Task description: Gather every line from the entries below that includes "MASTER".

Items from a data source:

-- Opening Marker --

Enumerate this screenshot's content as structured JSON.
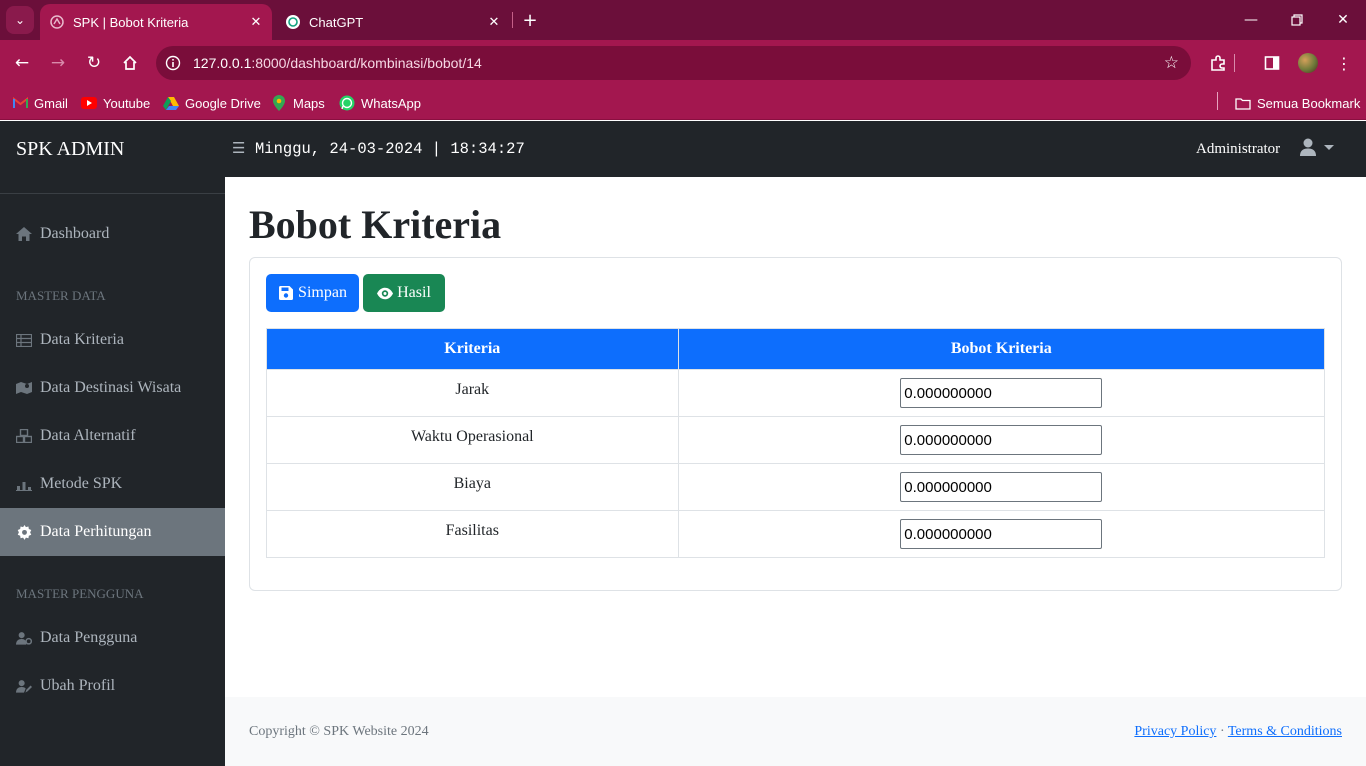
{
  "browser": {
    "tabs": [
      {
        "title": "SPK | Bobot Kriteria",
        "active": true
      },
      {
        "title": "ChatGPT",
        "active": false
      }
    ],
    "url_host": "127.0.0.1",
    "url_path": ":8000/dashboard/kombinasi/bobot/14",
    "bookmarks": [
      "Gmail",
      "Youtube",
      "Google Drive",
      "Maps",
      "WhatsApp"
    ],
    "all_bookmarks": "Semua Bookmark",
    "accent": "#a3174f"
  },
  "topbar": {
    "brand": "SPK ADMIN",
    "clock": "Minggu, 24-03-2024 | 18:34:27",
    "user": "Administrator"
  },
  "sidebar": {
    "dashboard": "Dashboard",
    "master_data_heading": "MASTER DATA",
    "items": [
      {
        "label": "Data Kriteria",
        "icon": "table-icon"
      },
      {
        "label": "Data Destinasi Wisata",
        "icon": "map-icon"
      },
      {
        "label": "Data Alternatif",
        "icon": "cubes-icon"
      },
      {
        "label": "Metode SPK",
        "icon": "chart-icon"
      },
      {
        "label": "Data Perhitungan",
        "icon": "gear-icon",
        "active": true
      }
    ],
    "master_pengguna_heading": "MASTER PENGGUNA",
    "user_items": [
      {
        "label": "Data Pengguna",
        "icon": "users-gear-icon"
      },
      {
        "label": "Ubah Profil",
        "icon": "user-pen-icon"
      }
    ]
  },
  "main": {
    "title": "Bobot Kriteria",
    "save_label": "Simpan",
    "result_label": "Hasil",
    "table": {
      "headers": [
        "Kriteria",
        "Bobot Kriteria"
      ],
      "rows": [
        {
          "kriteria": "Jarak",
          "bobot": "0.000000000"
        },
        {
          "kriteria": "Waktu Operasional",
          "bobot": "0.000000000"
        },
        {
          "kriteria": "Biaya",
          "bobot": "0.000000000"
        },
        {
          "kriteria": "Fasilitas",
          "bobot": "0.000000000"
        }
      ]
    }
  },
  "footer": {
    "copyright": "Copyright © SPK Website 2024",
    "privacy": "Privacy Policy",
    "separator": "·",
    "terms": "Terms & Conditions"
  }
}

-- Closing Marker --

Solution:
    "master_data_heading": "MASTER DATA",
    "master_pengguna_heading": "MASTER PENGGUNA",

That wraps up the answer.